#### Work task:
Your answer must be an exact copy of the records, minus any pictures.

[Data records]
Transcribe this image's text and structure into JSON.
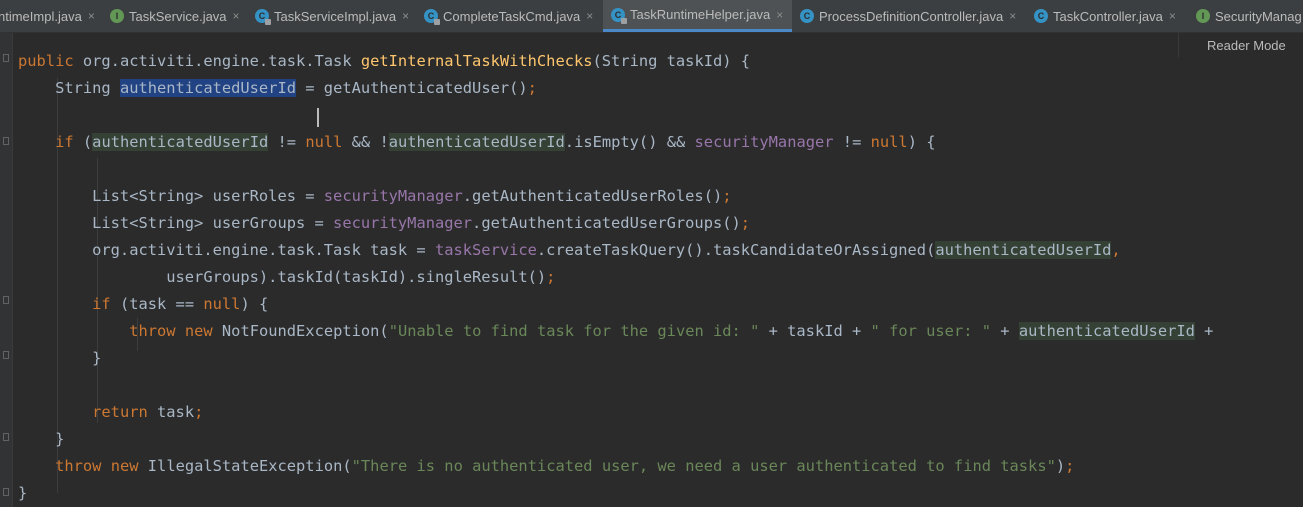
{
  "tabs": [
    {
      "label": "ntimeImpl.java",
      "icon": "class-annotated-icon",
      "active": false
    },
    {
      "label": "TaskService.java",
      "icon": "interface-icon",
      "active": false
    },
    {
      "label": "TaskServiceImpl.java",
      "icon": "class-annotated-icon",
      "active": false
    },
    {
      "label": "CompleteTaskCmd.java",
      "icon": "class-annotated-icon",
      "active": false
    },
    {
      "label": "TaskRuntimeHelper.java",
      "icon": "class-annotated-icon",
      "active": true
    },
    {
      "label": "ProcessDefinitionController.java",
      "icon": "class-icon",
      "active": false
    },
    {
      "label": "TaskController.java",
      "icon": "class-icon",
      "active": false
    },
    {
      "label": "SecurityManag",
      "icon": "interface-icon",
      "active": false
    }
  ],
  "tab_close_glyph": "×",
  "reader_mode": "Reader Mode",
  "code": {
    "l1_kw": "public",
    "l1_a": " org.activiti.engine.task.Task ",
    "l1_fn": "getInternalTaskWithChecks",
    "l1_b": "(String taskId) {",
    "l2_a": "    String ",
    "l2_sel": "authenticatedUserId",
    "l2_b": " = getAuthenticatedUser()",
    "l2_semi": ";",
    "l3_indent": "    ",
    "l3_if": "if",
    "l3_a": " (",
    "l3_var1": "authenticatedUserId",
    "l3_b": " != ",
    "l3_null1": "null",
    "l3_c": " && !",
    "l3_var2": "authenticatedUserId",
    "l3_d": ".isEmpty() && ",
    "l3_field": "securityManager",
    "l3_e": " != ",
    "l3_null2": "null",
    "l3_f": ") {",
    "l4_a": "        List<String> userRoles = ",
    "l4_field": "securityManager",
    "l4_b": ".getAuthenticatedUserRoles()",
    "l4_semi": ";",
    "l5_a": "        List<String> userGroups = ",
    "l5_field": "securityManager",
    "l5_b": ".getAuthenticatedUserGroups()",
    "l5_semi": ";",
    "l6_a": "        org.activiti.engine.task.Task task = ",
    "l6_field": "taskService",
    "l6_b": ".createTaskQuery().taskCandidateOrAssigned(",
    "l6_var": "authenticatedUserId",
    "l6_comma": ",",
    "l7_a": "                userGroups).taskId(taskId).singleResult()",
    "l7_semi": ";",
    "l8_indent": "        ",
    "l8_if": "if",
    "l8_a": " (task == ",
    "l8_null": "null",
    "l8_b": ") {",
    "l9_indent": "            ",
    "l9_throw": "throw",
    "l9_sp": " ",
    "l9_new": "new",
    "l9_a": " NotFoundException(",
    "l9_str1": "\"Unable to find task for the given id: \"",
    "l9_b": " + taskId + ",
    "l9_str2": "\" for user: \"",
    "l9_c": " + ",
    "l9_var": "authenticatedUserId",
    "l9_d": " +",
    "l10": "        }",
    "l12_indent": "        ",
    "l12_return": "return",
    "l12_a": " task",
    "l12_semi": ";",
    "l13": "    }",
    "l14_indent": "    ",
    "l14_throw": "throw",
    "l14_sp": " ",
    "l14_new": "new",
    "l14_a": " IllegalStateException(",
    "l14_str": "\"There is no authenticated user, we need a user authenticated to find tasks\"",
    "l14_b": ")",
    "l14_semi": ";",
    "l15": "}"
  },
  "colors": {
    "background": "#2b2b2b",
    "keyword": "#cc7832",
    "method": "#ffc66d",
    "field": "#9876aa",
    "string": "#6a8759",
    "text": "#a9b7c6",
    "selection": "#214283",
    "usage_highlight": "#344134",
    "active_tab_underline": "#4a88c7"
  }
}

#### Answer space:
Transcribe this image's text and structure into JSON.
{
  "tabs": [
    {
      "label": "ntimeImpl.java",
      "icon": "class-annotated-icon",
      "active": false
    },
    {
      "label": "TaskService.java",
      "icon": "interface-icon",
      "active": false
    },
    {
      "label": "TaskServiceImpl.java",
      "icon": "class-annotated-icon",
      "active": false
    },
    {
      "label": "CompleteTaskCmd.java",
      "icon": "class-annotated-icon",
      "active": false
    },
    {
      "label": "TaskRuntimeHelper.java",
      "icon": "class-annotated-icon",
      "active": true
    },
    {
      "label": "ProcessDefinitionController.java",
      "icon": "class-icon",
      "active": false
    },
    {
      "label": "TaskController.java",
      "icon": "class-icon",
      "active": false
    },
    {
      "label": "SecurityManag",
      "icon": "interface-icon",
      "active": false
    }
  ],
  "tab_close_glyph": "×",
  "reader_mode": "Reader Mode",
  "code": {
    "l1_kw": "public",
    "l1_a": " org.activiti.engine.task.Task ",
    "l1_fn": "getInternalTaskWithChecks",
    "l1_b": "(String taskId) {",
    "l2_a": "    String ",
    "l2_sel": "authenticatedUserId",
    "l2_b": " = getAuthenticatedUser()",
    "l2_semi": ";",
    "l3_indent": "    ",
    "l3_if": "if",
    "l3_a": " (",
    "l3_var1": "authenticatedUserId",
    "l3_b": " != ",
    "l3_null1": "null",
    "l3_c": " && !",
    "l3_var2": "authenticatedUserId",
    "l3_d": ".isEmpty() && ",
    "l3_field": "securityManager",
    "l3_e": " != ",
    "l3_null2": "null",
    "l3_f": ") {",
    "l4_a": "        List<String> userRoles = ",
    "l4_field": "securityManager",
    "l4_b": ".getAuthenticatedUserRoles()",
    "l4_semi": ";",
    "l5_a": "        List<String> userGroups = ",
    "l5_field": "securityManager",
    "l5_b": ".getAuthenticatedUserGroups()",
    "l5_semi": ";",
    "l6_a": "        org.activiti.engine.task.Task task = ",
    "l6_field": "taskService",
    "l6_b": ".createTaskQuery().taskCandidateOrAssigned(",
    "l6_var": "authenticatedUserId",
    "l6_comma": ",",
    "l7_a": "                userGroups).taskId(taskId).singleResult()",
    "l7_semi": ";",
    "l8_indent": "        ",
    "l8_if": "if",
    "l8_a": " (task == ",
    "l8_null": "null",
    "l8_b": ") {",
    "l9_indent": "            ",
    "l9_throw": "throw",
    "l9_sp": " ",
    "l9_new": "new",
    "l9_a": " NotFoundException(",
    "l9_str1": "\"Unable to find task for the given id: \"",
    "l9_b": " + taskId + ",
    "l9_str2": "\" for user: \"",
    "l9_c": " + ",
    "l9_var": "authenticatedUserId",
    "l9_d": " +",
    "l10": "        }",
    "l12_indent": "        ",
    "l12_return": "return",
    "l12_a": " task",
    "l12_semi": ";",
    "l13": "    }",
    "l14_indent": "    ",
    "l14_throw": "throw",
    "l14_sp": " ",
    "l14_new": "new",
    "l14_a": " IllegalStateException(",
    "l14_str": "\"There is no authenticated user, we need a user authenticated to find tasks\"",
    "l14_b": ")",
    "l14_semi": ";",
    "l15": "}"
  },
  "colors": {
    "background": "#2b2b2b",
    "keyword": "#cc7832",
    "method": "#ffc66d",
    "field": "#9876aa",
    "string": "#6a8759",
    "text": "#a9b7c6",
    "selection": "#214283",
    "usage_highlight": "#344134",
    "active_tab_underline": "#4a88c7"
  }
}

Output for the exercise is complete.